Extracted entries START

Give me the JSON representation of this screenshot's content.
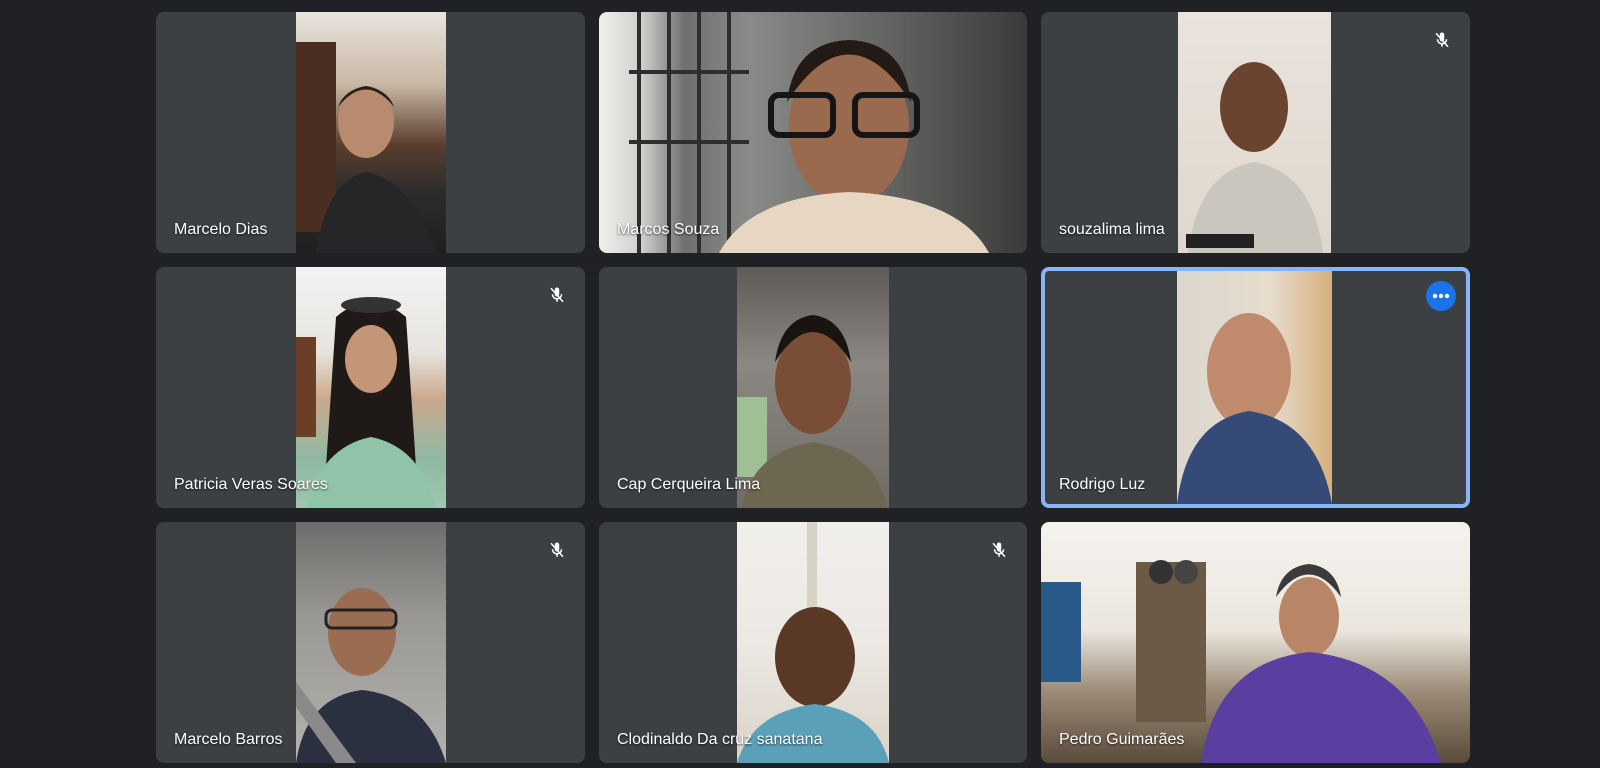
{
  "participants": [
    {
      "name": "Marcelo Dias",
      "muted": false
    },
    {
      "name": "Marcos Souza",
      "muted": false
    },
    {
      "name": "souzalima lima",
      "muted": true
    },
    {
      "name": "Patricia Veras Soares",
      "muted": true
    },
    {
      "name": "Cap Cerqueira Lima",
      "muted": false
    },
    {
      "name": "Rodrigo Luz",
      "muted": false,
      "speaking": true
    },
    {
      "name": "Marcelo Barros",
      "muted": true
    },
    {
      "name": "Clodinaldo Da cruz sanatana",
      "muted": true
    },
    {
      "name": "Pedro Guimarães",
      "muted": false
    }
  ],
  "icons": {
    "mic_off": "mic-off-icon",
    "more": "more-options-icon"
  },
  "colors": {
    "background": "#202124",
    "tile": "#3c4043",
    "active_border": "#8ab4f8",
    "accent": "#1a73e8"
  }
}
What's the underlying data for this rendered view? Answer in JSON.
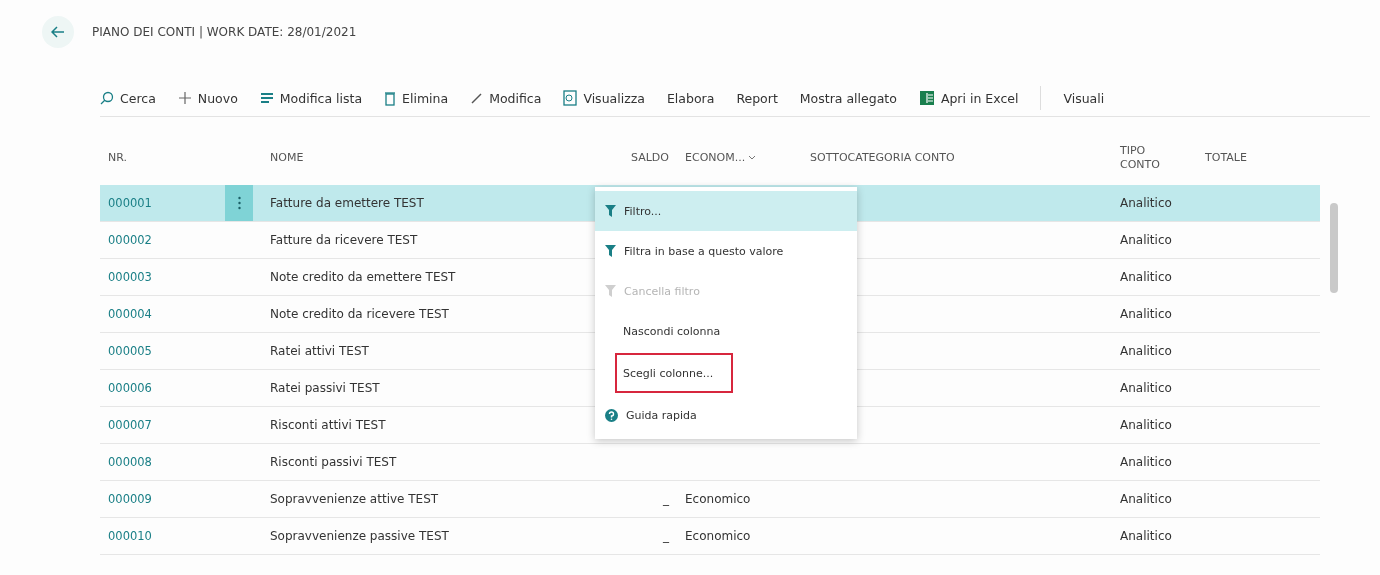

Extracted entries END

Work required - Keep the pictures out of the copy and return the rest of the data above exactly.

Output below -
Give me the JSON representation of this screenshot's content.
{
  "participants": [
    {
      "name": "Marcelo Dias",
      "muted": false
    },
    {
      "name": "Marcos Souza",
      "muted": false
    },
    {
      "name": "souzalima lima",
      "muted": true
    },
    {
      "name": "Patricia Veras Soares",
      "muted": true
    },
    {
      "name": "Cap Cerqueira Lima",
      "muted": false
    },
    {
      "name": "Rodrigo Luz",
      "muted": false,
      "speaking": true
    },
    {
      "name": "Marcelo Barros",
      "muted": true
    },
    {
      "name": "Clodinaldo Da cruz sanatana",
      "muted": true
    },
    {
      "name": "Pedro Guimarães",
      "muted": false
    }
  ],
  "icons": {
    "mic_off": "mic-off-icon",
    "more": "more-options-icon"
  },
  "colors": {
    "background": "#202124",
    "tile": "#3c4043",
    "active_border": "#8ab4f8",
    "accent": "#1a73e8"
  }
}
What's the underlying data for this rendered view? Answer in JSON.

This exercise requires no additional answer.